By Nadia Prupis
While unsubsidized solar has occasionally done better than coal and gas in individual projects, 2016 marked the first time that the renewable energy source has out-performed fossil fuels on a large scale—and new solar projects are also turning out to be cheaper than new wind power projects, BNEF reports in its new analysis, Climatescope.
The cost of solar in 58 developing nations dropped to about a third of 2010 levels, with China in particular adding a record number of solar projects. And as the Independent notes, solar "has proved a godsend for remote islands such as Ta'u, part of America Samoa, in the South Pacific."
In fact, Ta'u has been able to abandon the use of fossil fuels altogether and power itself almost entirely on renewable energy.
"Solar investment has gone from nothing—literally nothing—like five years ago to quite a lot," said Ethan Zindler, head of BNEF's U.S. policy analysis.
Disclosed capex for onshore wind and PV projects in 58 non-OECD countries.Bloomberg New Energy Finance
BNEF chairman Michael Liebreich also told investors this week that "[r]enewables are robustly entering the era of undercutting" fossil fuel prices.
Unsurprisingly, developing countries are at the forefront of this advancement, having invested in clean energy economies to stave off the catastrophic effects of climate change at a greater rate than wealthy nations.
"[F]or populations still relying on expensive kerosene generators, or who have no electricity at all, and for those living in the dangerous smog of thickly populated cities," Bloomberg reports, "the shift to renewables and increasingly to solar can't come soon enough."
Reposted with permission from our media associate Common Dreams.
EcoWatch Daily Newsletter
By Gretchen Goldman
The Independent Particulate Matter Review Panel has released their consensus recommendations to the EPA administrator on the National Ambient Air Quality Standards for Particulate Matter. The group of 20 independent experts, that were disbanded by Administrator Wheeler last October and reconvened last week, hosted by the Union of Concerned Scientists, has now made clear that the current particulate pollution standards don't protect public health and welfare.
By Julia Ries
- Antibiotic resistance has doubled in the last 20 years.
- Additionally a new study found one patient developed resistance to a last resort antibiotic in a matter of weeks.

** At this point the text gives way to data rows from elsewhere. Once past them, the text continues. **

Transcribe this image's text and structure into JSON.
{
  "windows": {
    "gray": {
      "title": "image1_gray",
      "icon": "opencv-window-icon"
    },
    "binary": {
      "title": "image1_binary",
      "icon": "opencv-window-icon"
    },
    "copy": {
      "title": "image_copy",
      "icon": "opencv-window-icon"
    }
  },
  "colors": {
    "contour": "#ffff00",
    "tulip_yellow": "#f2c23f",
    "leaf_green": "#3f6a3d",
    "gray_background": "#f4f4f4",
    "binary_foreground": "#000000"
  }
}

- Health experts say antibiotic prescriptions should only be given when absolutely necessary in order to avoid growing resistance.
Over the past decade, antibiotic resistance has emerged as one of the greatest public health threats.

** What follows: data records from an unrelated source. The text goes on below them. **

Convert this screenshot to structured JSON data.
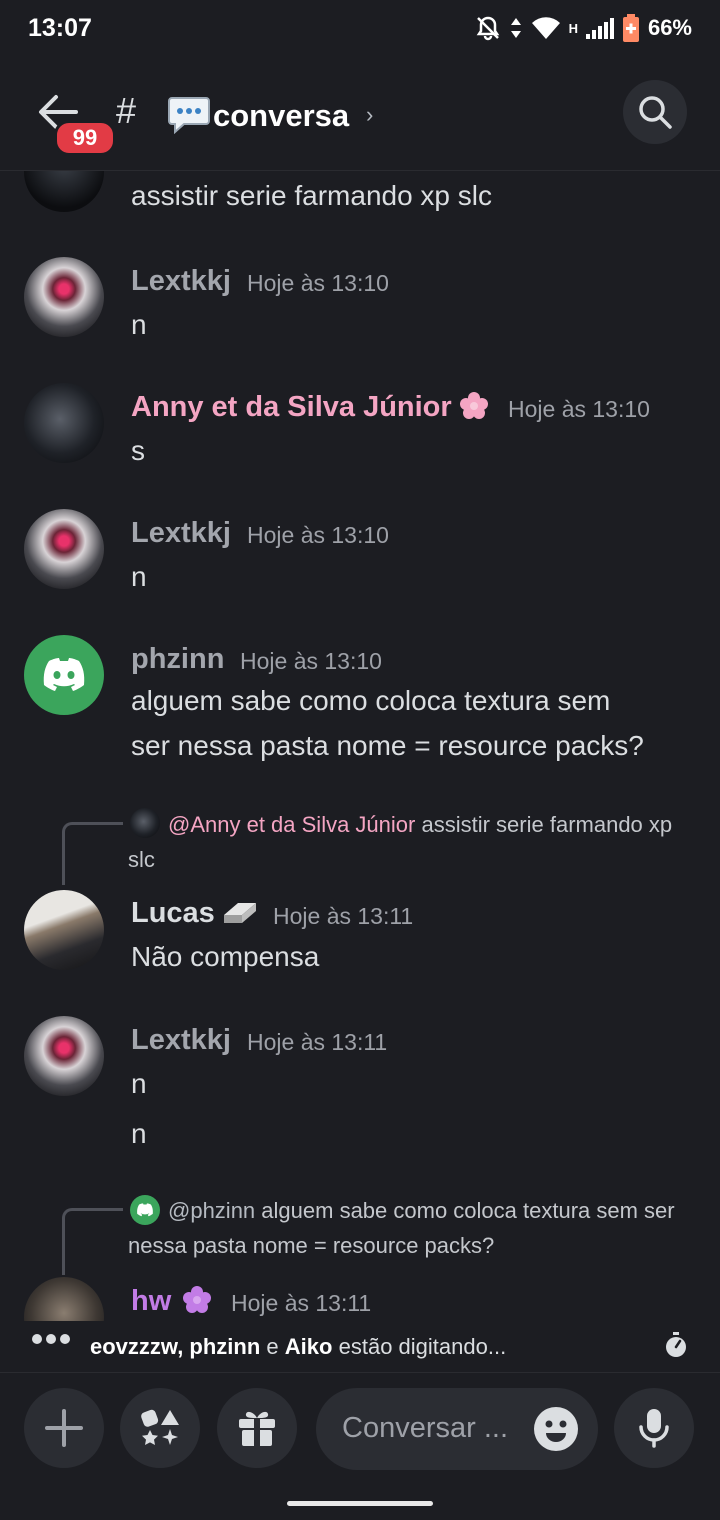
{
  "status_bar": {
    "time": "13:07",
    "network": "H",
    "battery": "66%"
  },
  "header": {
    "unread_badge": "99",
    "hash": "#",
    "channel_name": "conversa",
    "chevron": "›"
  },
  "messages": [
    {
      "text": "assistir serie farmando xp slc"
    },
    {
      "username": "Lextkkj",
      "timestamp": "Hoje às 13:10",
      "lines": [
        "n"
      ]
    },
    {
      "username": "Anny et da Silva Júnior",
      "name_color": "#f4a5c3",
      "timestamp": "Hoje às 13:10",
      "lines": [
        "s"
      ]
    },
    {
      "username": "Lextkkj",
      "timestamp": "Hoje às 13:10",
      "lines": [
        "n"
      ]
    },
    {
      "username": "phzinn",
      "timestamp": "Hoje às 13:10",
      "lines": [
        "alguem sabe como coloca textura sem",
        "ser nessa pasta nome =  resource packs?"
      ]
    },
    {
      "reply": {
        "mention": "@Anny et da Silva Júnior",
        "text": "assistir serie farmando xp slc"
      },
      "username": "Lucas",
      "timestamp": "Hoje às 13:11",
      "lines": [
        "Não compensa"
      ]
    },
    {
      "username": "Lextkkj",
      "timestamp": "Hoje às 13:11",
      "lines": [
        "n",
        "n"
      ]
    },
    {
      "reply": {
        "mention": "@phzinn",
        "text": "alguem sabe como coloca textura sem ser nessa pasta nome =  resource packs?"
      },
      "username": "hw",
      "name_color": "#c27ce6",
      "timestamp": "Hoje às 13:11"
    }
  ],
  "typing": {
    "names": "eovzzzw, phzinn",
    "connector": "e",
    "last_name": "Aiko",
    "suffix": "estão digitando..."
  },
  "composer": {
    "placeholder": "Conversar ..."
  },
  "colors": {
    "background": "#1c1d22",
    "pink_role": "#f4a5c3",
    "purple_role": "#c27ce6",
    "discord_green": "#3ba55c",
    "badge_red": "#e23b45"
  }
}
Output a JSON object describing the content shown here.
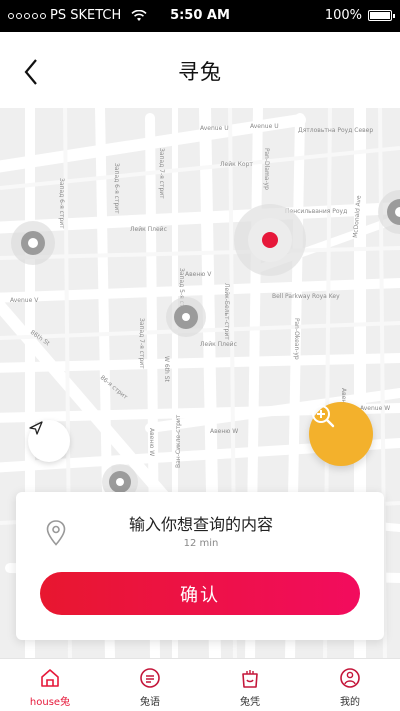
{
  "status_bar": {
    "carrier": "PS SKETCH",
    "time": "5:50 AM",
    "battery": "100%"
  },
  "header": {
    "title": "寻兔"
  },
  "map": {
    "street_labels": [
      "Avenue U",
      "Avenue U",
      "Дятловьтна Роуд Север",
      "Запад 6-я стрит",
      "Запад 6-я стрит",
      "Запад 7-я стрит",
      "Лейк Корт",
      "Пенсильвания Роуд",
      "Pan-Dlama-yp",
      "Лейк Плейс",
      "Авеню V",
      "Avenue V",
      "McDonald Ave",
      "Bell Parkway Roya Key",
      "86th St",
      "Pan-Okean-yp",
      "Запад 7-я стрит",
      "Запад 5-я стрит",
      "W 6th St",
      "Лейк Плейс",
      "86-я стрит",
      "Avenue W",
      "Авеню",
      "Ван-Сикле-стрит",
      "Лейк-Бельт-стрит",
      "Авеню W",
      "Авеню W"
    ]
  },
  "search": {
    "placeholder": "输入你想查询的内容",
    "duration": "12 min",
    "confirm_label": "确认"
  },
  "tabs": [
    {
      "label": "house兔",
      "icon": "home-icon",
      "active": true
    },
    {
      "label": "兔语",
      "icon": "chat-icon",
      "active": false
    },
    {
      "label": "兔凭",
      "icon": "bag-icon",
      "active": false
    },
    {
      "label": "我的",
      "icon": "profile-icon",
      "active": false
    }
  ],
  "colors": {
    "accent": "#e6183a",
    "zoom_button": "#f3b12c",
    "marker_selected": "#e6183a"
  }
}
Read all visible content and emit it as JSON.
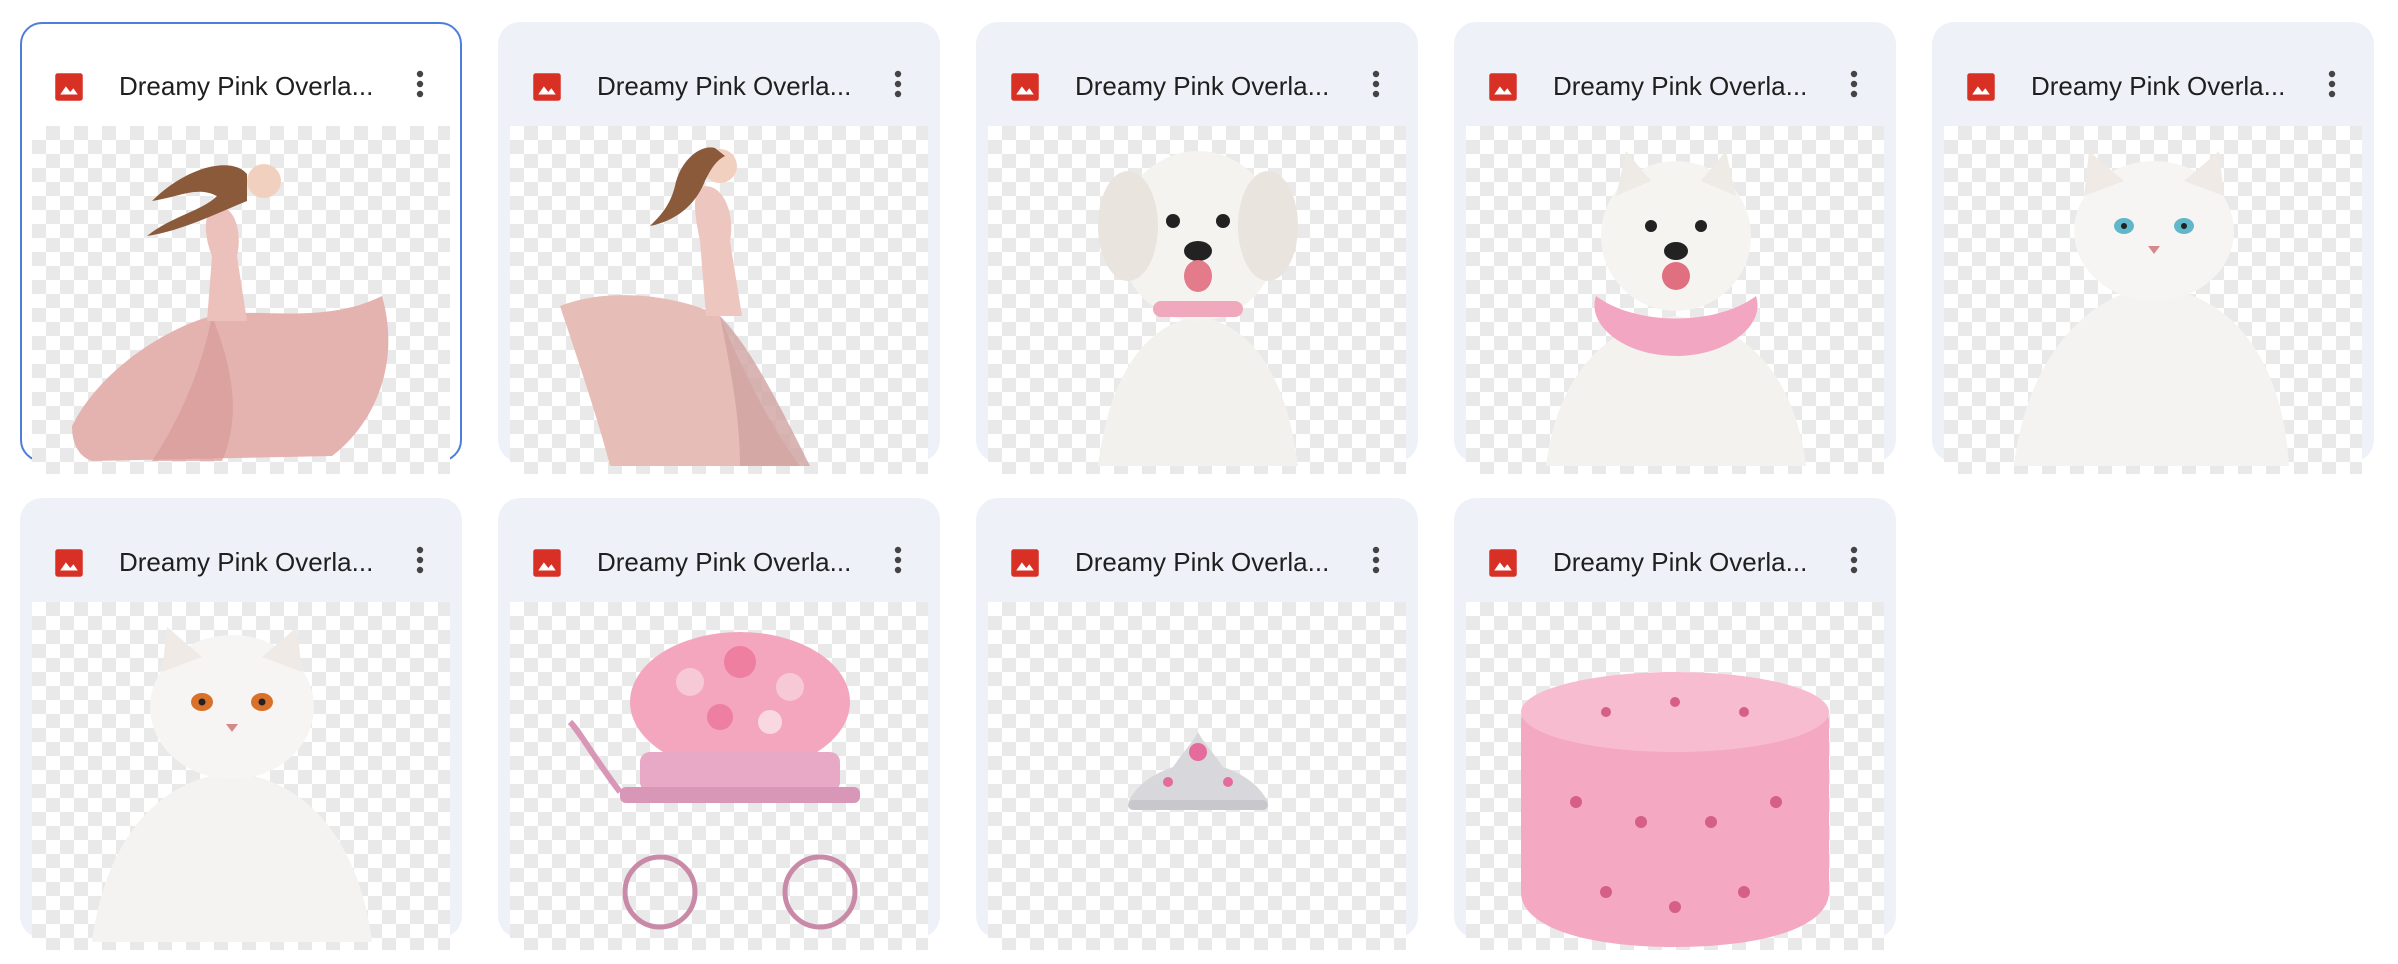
{
  "files": [
    {
      "name": "Dreamy Pink Overla...",
      "subject": "girl-pink-dress-left"
    },
    {
      "name": "Dreamy Pink Overla...",
      "subject": "girl-pink-dress-right"
    },
    {
      "name": "Dreamy Pink Overla...",
      "subject": "white-dog"
    },
    {
      "name": "Dreamy Pink Overla...",
      "subject": "samoyed-pink-collar"
    },
    {
      "name": "Dreamy Pink Overla...",
      "subject": "white-cat-blue-eyes"
    },
    {
      "name": "Dreamy Pink Overla...",
      "subject": "white-cat-orange-eyes"
    },
    {
      "name": "Dreamy Pink Overla...",
      "subject": "flower-carriage"
    },
    {
      "name": "Dreamy Pink Overla...",
      "subject": "tiara"
    },
    {
      "name": "Dreamy Pink Overla...",
      "subject": "pink-pouf"
    }
  ],
  "icons": {
    "file_type": "image-file-icon",
    "more": "more-vert-icon"
  },
  "colors": {
    "card_bg": "#eef2f8",
    "selected_border": "#4f7ddb",
    "image_icon": "#d93025"
  }
}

By Simon Evans
Renewable sources of electricity are set for rapid growth over the next five years, which could see them match the output of the world's coal-fired power stations for the first time ever.